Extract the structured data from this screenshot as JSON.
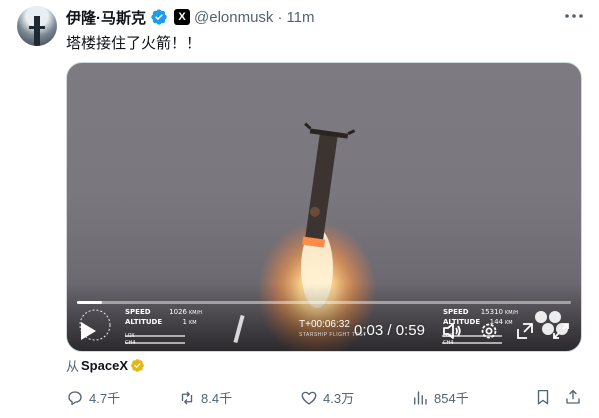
{
  "author": {
    "display_name": "伊隆·马斯克",
    "handle": "@elonmusk",
    "separator": "·",
    "time": "11m",
    "badge_letter": "X",
    "verified_color": "#1d9bf0"
  },
  "tweet": {
    "text": "塔楼接住了火箭！！"
  },
  "video": {
    "current_time": "0:03",
    "duration": "0:59",
    "time_separator": "/",
    "progress_fraction": 0.05,
    "telemetry_left": {
      "speed_label": "SPEED",
      "speed_value": "1026",
      "speed_unit": "KM/H",
      "altitude_label": "ALTITUDE",
      "altitude_value": "1",
      "altitude_unit": "KM",
      "row3": "LOX",
      "row4": "CH4"
    },
    "telemetry_right": {
      "speed_label": "SPEED",
      "speed_value": "15310",
      "speed_unit": "KM/H",
      "altitude_label": "ALTITUDE",
      "altitude_value": "144",
      "altitude_unit": "KM",
      "row3": "LOX",
      "row4": "CH4"
    },
    "mission_clock": "T+00:06:32",
    "mission_subtitle": "STARSHIP FLIGHT TEST"
  },
  "source": {
    "prefix": "从",
    "name": "SpaceX",
    "badge_color": "#e2b719"
  },
  "actions": {
    "replies": "4.7千",
    "reposts": "8.4千",
    "likes": "4.3万",
    "views": "854千"
  },
  "icons": {
    "verified": "verified-check-icon",
    "more": "more-dots-icon",
    "play": "play-icon",
    "volume": "volume-icon",
    "settings": "gear-icon",
    "pip": "picture-in-picture-icon",
    "fullscreen": "fullscreen-icon",
    "reply": "reply-icon",
    "repost": "repost-icon",
    "like": "heart-icon",
    "views": "views-bar-icon",
    "bookmark": "bookmark-icon",
    "share": "share-icon"
  }
}
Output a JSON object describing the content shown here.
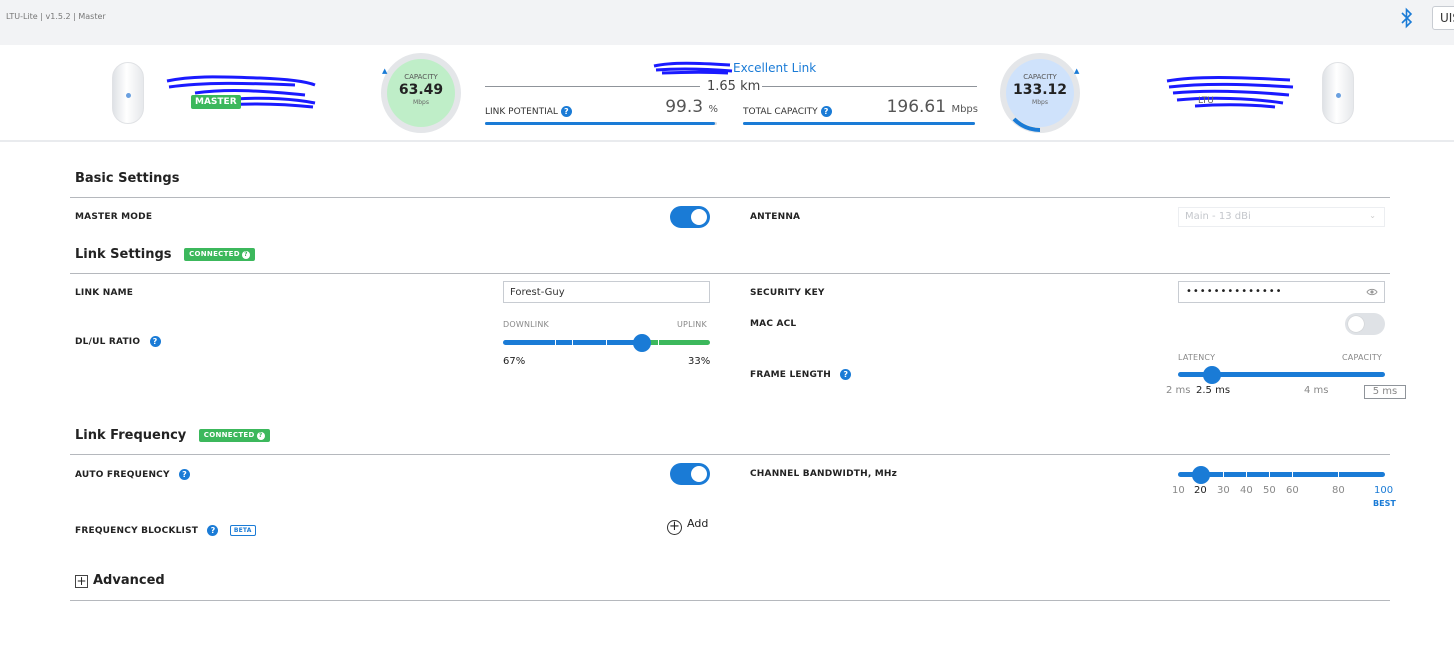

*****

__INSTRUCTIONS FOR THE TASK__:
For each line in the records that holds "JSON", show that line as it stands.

__OUTPUT OF THE TASK__:
Extract the structured data from this screenshot as JSON.
Output a JSON object describing the content shown here.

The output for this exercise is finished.